OTP helps you confirm the user’s identity. Even though OTPs add one more step to a sign-up or login process, it also adds a considerable degree of safety both to your business and to your customers. SMS or email confirmation blocks bots and fraudulent accounts. Thanks to SMS and email verification, you can be sure you get real users -instead of bots or spam accounts- and security is reinforced.
Sure! Passwordless forms are an excellent way to onboard users without any friction. Still, at some point you will need to implement an authentication factor, and that’s where OTPs enter the scene. Sending an OTP to the user’s email or phone number ensures a reliable degree of security, plus identity verification. The frictionless process won’t be damaged, since the user can verify their identity later on.
Two-factor authentication (also known as two-step authentication) is a type of identity verification process, where the user has to prove their identity in two different steps. Given the increasing number of methods for hacking users’ identity, multi-factor authentication is a frequent method used in sign-up and login processes.

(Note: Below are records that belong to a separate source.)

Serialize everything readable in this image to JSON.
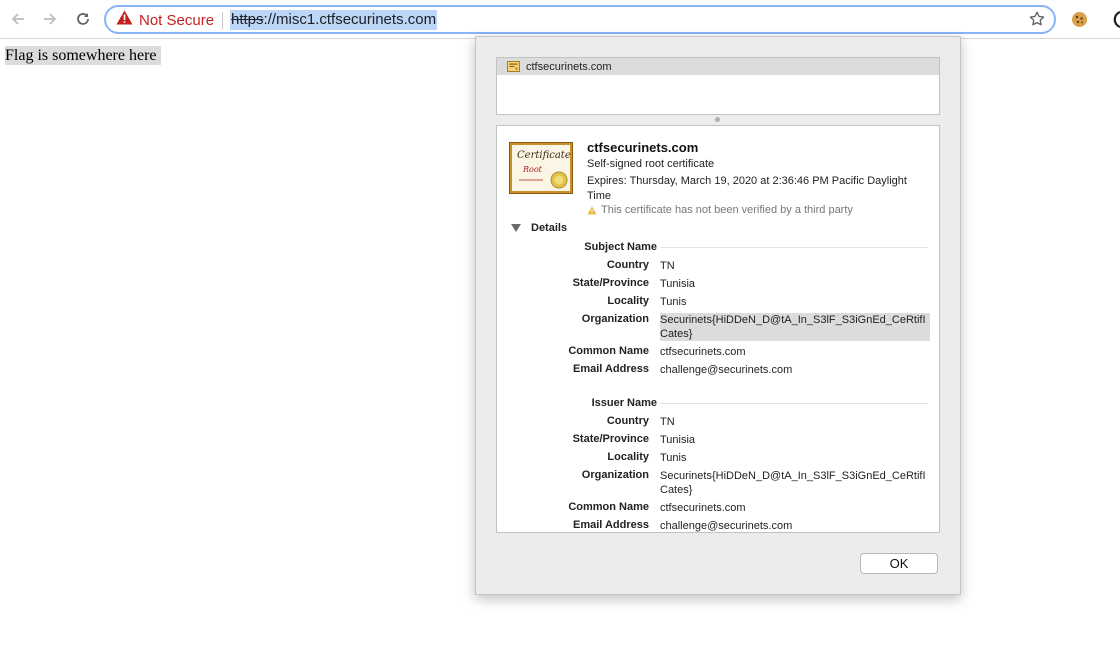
{
  "browser": {
    "security_label": "Not Secure",
    "url_scheme": "https",
    "url_rest": "://misc1.ctfsecurinets.com",
    "colors": {
      "security_red": "#c5221f",
      "url_highlight": "#bcd6f7",
      "omnibox_border": "#8ab4f8"
    },
    "icons": [
      "back-arrow-icon",
      "forward-arrow-icon",
      "reload-icon",
      "warning-triangle-icon",
      "star-icon",
      "cookie-extension-icon"
    ]
  },
  "page": {
    "text": "Flag is somewhere here"
  },
  "cert_dialog": {
    "list_item": "ctfsecurinets.com",
    "cert_name": "ctfsecurinets.com",
    "cert_type": "Self-signed root certificate",
    "expires": "Expires: Thursday, March 19, 2020 at 2:36:46 PM Pacific Daylight Time",
    "warning": "This certificate has not been verified by a third party",
    "details_label": "Details",
    "thumb_title": "Certificate",
    "thumb_sub": "Root",
    "subject": {
      "heading": "Subject Name",
      "fields": [
        {
          "key": "Country",
          "value": "TN"
        },
        {
          "key": "State/Province",
          "value": "Tunisia"
        },
        {
          "key": "Locality",
          "value": "Tunis"
        },
        {
          "key": "Organization",
          "value": "Securinets{HiDDeN_D@tA_In_S3lF_S3iGnEd_CeRtifICates}"
        },
        {
          "key": "Common Name",
          "value": "ctfsecurinets.com"
        },
        {
          "key": "Email Address",
          "value": "challenge@securinets.com"
        }
      ]
    },
    "issuer": {
      "heading": "Issuer Name",
      "fields": [
        {
          "key": "Country",
          "value": "TN"
        },
        {
          "key": "State/Province",
          "value": "Tunisia"
        },
        {
          "key": "Locality",
          "value": "Tunis"
        },
        {
          "key": "Organization",
          "value": "Securinets{HiDDeN_D@tA_In_S3lF_S3iGnEd_CeRtifICates}"
        },
        {
          "key": "Common Name",
          "value": "ctfsecurinets.com"
        },
        {
          "key": "Email Address",
          "value": "challenge@securinets.com"
        }
      ]
    },
    "ok_label": "OK"
  }
}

Generally speaking, passwords are the main authentication method, and they can be complemented with a second step to add an extra layer of security. OTPs can work as the second step in a two-factor authentication.
Yes! With Arengu, you can send an OTP with some of the main providers, such as Twilio, MessageBird -for SMS- or Mailjet -for emails-, among many others. But, if you want, you can also use the ‘HTTP request’ action and build it yourself to use any other provider you need. You can tailor the whole flow to your needs.

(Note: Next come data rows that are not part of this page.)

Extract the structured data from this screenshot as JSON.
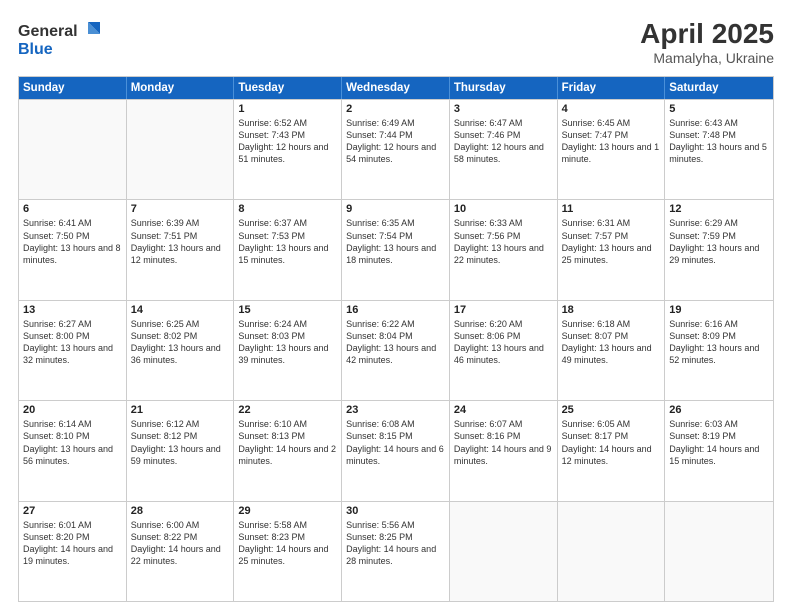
{
  "header": {
    "logo_general": "General",
    "logo_blue": "Blue",
    "title": "April 2025",
    "location": "Mamalyha, Ukraine"
  },
  "days_of_week": [
    "Sunday",
    "Monday",
    "Tuesday",
    "Wednesday",
    "Thursday",
    "Friday",
    "Saturday"
  ],
  "weeks": [
    [
      {
        "day": "",
        "empty": true
      },
      {
        "day": "",
        "empty": true
      },
      {
        "day": "1",
        "sunrise": "Sunrise: 6:52 AM",
        "sunset": "Sunset: 7:43 PM",
        "daylight": "Daylight: 12 hours and 51 minutes."
      },
      {
        "day": "2",
        "sunrise": "Sunrise: 6:49 AM",
        "sunset": "Sunset: 7:44 PM",
        "daylight": "Daylight: 12 hours and 54 minutes."
      },
      {
        "day": "3",
        "sunrise": "Sunrise: 6:47 AM",
        "sunset": "Sunset: 7:46 PM",
        "daylight": "Daylight: 12 hours and 58 minutes."
      },
      {
        "day": "4",
        "sunrise": "Sunrise: 6:45 AM",
        "sunset": "Sunset: 7:47 PM",
        "daylight": "Daylight: 13 hours and 1 minute."
      },
      {
        "day": "5",
        "sunrise": "Sunrise: 6:43 AM",
        "sunset": "Sunset: 7:48 PM",
        "daylight": "Daylight: 13 hours and 5 minutes."
      }
    ],
    [
      {
        "day": "6",
        "sunrise": "Sunrise: 6:41 AM",
        "sunset": "Sunset: 7:50 PM",
        "daylight": "Daylight: 13 hours and 8 minutes."
      },
      {
        "day": "7",
        "sunrise": "Sunrise: 6:39 AM",
        "sunset": "Sunset: 7:51 PM",
        "daylight": "Daylight: 13 hours and 12 minutes."
      },
      {
        "day": "8",
        "sunrise": "Sunrise: 6:37 AM",
        "sunset": "Sunset: 7:53 PM",
        "daylight": "Daylight: 13 hours and 15 minutes."
      },
      {
        "day": "9",
        "sunrise": "Sunrise: 6:35 AM",
        "sunset": "Sunset: 7:54 PM",
        "daylight": "Daylight: 13 hours and 18 minutes."
      },
      {
        "day": "10",
        "sunrise": "Sunrise: 6:33 AM",
        "sunset": "Sunset: 7:56 PM",
        "daylight": "Daylight: 13 hours and 22 minutes."
      },
      {
        "day": "11",
        "sunrise": "Sunrise: 6:31 AM",
        "sunset": "Sunset: 7:57 PM",
        "daylight": "Daylight: 13 hours and 25 minutes."
      },
      {
        "day": "12",
        "sunrise": "Sunrise: 6:29 AM",
        "sunset": "Sunset: 7:59 PM",
        "daylight": "Daylight: 13 hours and 29 minutes."
      }
    ],
    [
      {
        "day": "13",
        "sunrise": "Sunrise: 6:27 AM",
        "sunset": "Sunset: 8:00 PM",
        "daylight": "Daylight: 13 hours and 32 minutes."
      },
      {
        "day": "14",
        "sunrise": "Sunrise: 6:25 AM",
        "sunset": "Sunset: 8:02 PM",
        "daylight": "Daylight: 13 hours and 36 minutes."
      },
      {
        "day": "15",
        "sunrise": "Sunrise: 6:24 AM",
        "sunset": "Sunset: 8:03 PM",
        "daylight": "Daylight: 13 hours and 39 minutes."
      },
      {
        "day": "16",
        "sunrise": "Sunrise: 6:22 AM",
        "sunset": "Sunset: 8:04 PM",
        "daylight": "Daylight: 13 hours and 42 minutes."
      },
      {
        "day": "17",
        "sunrise": "Sunrise: 6:20 AM",
        "sunset": "Sunset: 8:06 PM",
        "daylight": "Daylight: 13 hours and 46 minutes."
      },
      {
        "day": "18",
        "sunrise": "Sunrise: 6:18 AM",
        "sunset": "Sunset: 8:07 PM",
        "daylight": "Daylight: 13 hours and 49 minutes."
      },
      {
        "day": "19",
        "sunrise": "Sunrise: 6:16 AM",
        "sunset": "Sunset: 8:09 PM",
        "daylight": "Daylight: 13 hours and 52 minutes."
      }
    ],
    [
      {
        "day": "20",
        "sunrise": "Sunrise: 6:14 AM",
        "sunset": "Sunset: 8:10 PM",
        "daylight": "Daylight: 13 hours and 56 minutes."
      },
      {
        "day": "21",
        "sunrise": "Sunrise: 6:12 AM",
        "sunset": "Sunset: 8:12 PM",
        "daylight": "Daylight: 13 hours and 59 minutes."
      },
      {
        "day": "22",
        "sunrise": "Sunrise: 6:10 AM",
        "sunset": "Sunset: 8:13 PM",
        "daylight": "Daylight: 14 hours and 2 minutes."
      },
      {
        "day": "23",
        "sunrise": "Sunrise: 6:08 AM",
        "sunset": "Sunset: 8:15 PM",
        "daylight": "Daylight: 14 hours and 6 minutes."
      },
      {
        "day": "24",
        "sunrise": "Sunrise: 6:07 AM",
        "sunset": "Sunset: 8:16 PM",
        "daylight": "Daylight: 14 hours and 9 minutes."
      },
      {
        "day": "25",
        "sunrise": "Sunrise: 6:05 AM",
        "sunset": "Sunset: 8:17 PM",
        "daylight": "Daylight: 14 hours and 12 minutes."
      },
      {
        "day": "26",
        "sunrise": "Sunrise: 6:03 AM",
        "sunset": "Sunset: 8:19 PM",
        "daylight": "Daylight: 14 hours and 15 minutes."
      }
    ],
    [
      {
        "day": "27",
        "sunrise": "Sunrise: 6:01 AM",
        "sunset": "Sunset: 8:20 PM",
        "daylight": "Daylight: 14 hours and 19 minutes."
      },
      {
        "day": "28",
        "sunrise": "Sunrise: 6:00 AM",
        "sunset": "Sunset: 8:22 PM",
        "daylight": "Daylight: 14 hours and 22 minutes."
      },
      {
        "day": "29",
        "sunrise": "Sunrise: 5:58 AM",
        "sunset": "Sunset: 8:23 PM",
        "daylight": "Daylight: 14 hours and 25 minutes."
      },
      {
        "day": "30",
        "sunrise": "Sunrise: 5:56 AM",
        "sunset": "Sunset: 8:25 PM",
        "daylight": "Daylight: 14 hours and 28 minutes."
      },
      {
        "day": "",
        "empty": true
      },
      {
        "day": "",
        "empty": true
      },
      {
        "day": "",
        "empty": true
      }
    ]
  ]
}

Of course! If you want to send an OTP email with a branded style, or simply if you want to personalize your message, you can do so using Arengu. Just select your email or SMS provider and select the template you want to use.
If you don’t have a template or if your provider doesn’t support templates, you can also send the email with HTML content in Arengu’s editor.

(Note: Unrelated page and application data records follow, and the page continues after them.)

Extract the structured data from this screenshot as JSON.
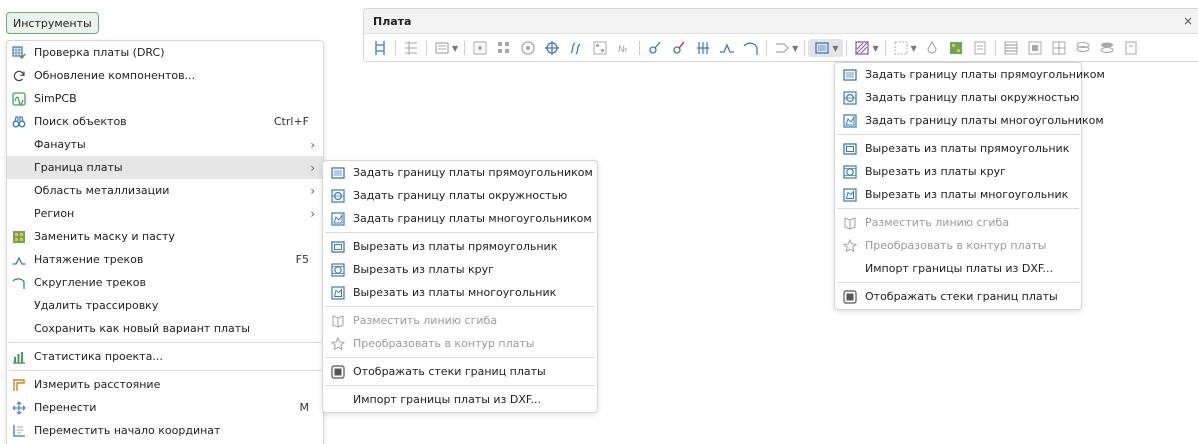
{
  "tools_button": "Инструменты",
  "main_menu": [
    {
      "type": "item",
      "icon": "drc-icon",
      "label": "Проверка платы (DRC)"
    },
    {
      "type": "item",
      "icon": "refresh-icon",
      "label": "Обновление компонентов..."
    },
    {
      "type": "item",
      "icon": "simpcb-icon",
      "label": "SimPCB"
    },
    {
      "type": "item",
      "icon": "binoculars-icon",
      "label": "Поиск объектов",
      "shortcut": "Ctrl+F"
    },
    {
      "type": "item",
      "label": "Фанауты",
      "submenu": true
    },
    {
      "type": "item",
      "label": "Граница платы",
      "submenu": true,
      "highlight": true
    },
    {
      "type": "item",
      "label": "Область металлизации",
      "submenu": true
    },
    {
      "type": "item",
      "label": "Регион",
      "submenu": true
    },
    {
      "type": "item",
      "icon": "mask-icon",
      "label": "Заменить маску и пасту"
    },
    {
      "type": "item",
      "icon": "tension-icon",
      "label": "Натяжение треков",
      "shortcut": "F5"
    },
    {
      "type": "item",
      "icon": "arc-icon",
      "label": "Скругление треков"
    },
    {
      "type": "item",
      "label": "Удалить трассировку"
    },
    {
      "type": "item",
      "label": "Сохранить как новый вариант платы"
    },
    {
      "type": "sep"
    },
    {
      "type": "item",
      "icon": "stats-icon",
      "label": "Статистика проекта..."
    },
    {
      "type": "sep"
    },
    {
      "type": "item",
      "icon": "measure-icon",
      "label": "Измерить расстояние"
    },
    {
      "type": "item",
      "icon": "move-icon",
      "label": "Перенести",
      "shortcut": "M"
    },
    {
      "type": "item",
      "icon": "origin-icon",
      "label": "Переместить начало координат"
    }
  ],
  "sub_menu": [
    {
      "type": "item",
      "icon": "rect-board-icon",
      "label": "Задать границу платы прямоугольником"
    },
    {
      "type": "item",
      "icon": "circle-board-icon",
      "label": "Задать границу платы окружностью"
    },
    {
      "type": "item",
      "icon": "polygon-board-icon",
      "label": "Задать границу платы многоугольником"
    },
    {
      "type": "sep"
    },
    {
      "type": "item",
      "icon": "rect-cut-icon",
      "label": "Вырезать из платы прямоугольник"
    },
    {
      "type": "item",
      "icon": "circle-cut-icon",
      "label": "Вырезать из платы круг"
    },
    {
      "type": "item",
      "icon": "polygon-cut-icon",
      "label": "Вырезать из платы многоугольник"
    },
    {
      "type": "sep"
    },
    {
      "type": "item",
      "icon": "bend-line-icon",
      "label": "Разместить линию сгиба",
      "disabled": true
    },
    {
      "type": "item",
      "icon": "convert-outline-icon",
      "label": "Преобразовать в контур платы",
      "disabled": true
    },
    {
      "type": "sep"
    },
    {
      "type": "item",
      "icon": "stack-checkbox-icon",
      "label": "Отображать стеки границ платы"
    },
    {
      "type": "sep"
    },
    {
      "type": "item",
      "label": "Импорт границы платы из DXF..."
    }
  ],
  "panel": {
    "title": "Плата",
    "close": "×"
  },
  "drop_menu": [
    {
      "type": "item",
      "icon": "rect-board-icon",
      "label": "Задать границу платы прямоугольником"
    },
    {
      "type": "item",
      "icon": "circle-board-icon",
      "label": "Задать границу платы окружностью"
    },
    {
      "type": "item",
      "icon": "polygon-board-icon",
      "label": "Задать границу платы многоугольником"
    },
    {
      "type": "sep"
    },
    {
      "type": "item",
      "icon": "rect-cut-icon",
      "label": "Вырезать из платы прямоугольник"
    },
    {
      "type": "item",
      "icon": "circle-cut-icon",
      "label": "Вырезать из платы круг"
    },
    {
      "type": "item",
      "icon": "polygon-cut-icon",
      "label": "Вырезать из платы многоугольник"
    },
    {
      "type": "sep"
    },
    {
      "type": "item",
      "icon": "bend-line-icon",
      "label": "Разместить линию сгиба",
      "disabled": true
    },
    {
      "type": "item",
      "icon": "convert-outline-icon",
      "label": "Преобразовать в контур платы",
      "disabled": true
    },
    {
      "type": "item",
      "label": "Импорт границы платы из DXF..."
    },
    {
      "type": "sep"
    },
    {
      "type": "item",
      "icon": "stack-checkbox-icon",
      "label": "Отображать стеки границ платы"
    }
  ],
  "colors": {
    "accent_green": "#67ad7e",
    "highlight": "#e6e6e6",
    "icon_blue": "#3a78c2"
  }
}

Yes. Just add the ‘Verify email address’ action to your flow and select as many options as you want. You can block free email providers, temporal emails or email account aliases. You can also add any email account to a blacklist and a whitelist to personalize your flow as much as you need.
Email and SMS verification are one of the best authentication methods there are. Both with SMS or email verification, the friction added to the login or signup process is minimal. Even though this adds one more step for the user, the simplicity of the verification process makes it an optimal method to add security without damaging conversion rates. But, which mean is better? Even though this depends highly on your business and your audience preferences, we offer you some highlights on each method.
Email verification is frequently used, for several reasons. On one side, users are more likely to share their email address than their phone numbers. Since email addresses are already mandatory in a signup process, users may be less reluctant to verify their identity with this mean.
Another pro of email authentication is its price. Sending emails is way cheaper than sending SMS. If your business is on a budget, email authentication may seem like a better option.
On the not-so-bright-side of email verification, we find security. Emails may suffer from phishing, viruses and so on. If the user account is hacked, the verification process will be affected.
SMS authentication usually minimizes friction. Generally -especially in a mobile-first context-, the user doesn’t even have to leave the interface to see the OTP and enter it. Quick for your business, painless for the user.
Security is another bright side of SMS verification. Faking a phone number is much harder than faking an email account. User’s identity has one more level of ‘realness’ compared to email verification.
Sending SMS is more expensive than sending an email. Plus, some users may hesitate before entering their phone numbers. This may affect your conversion rates.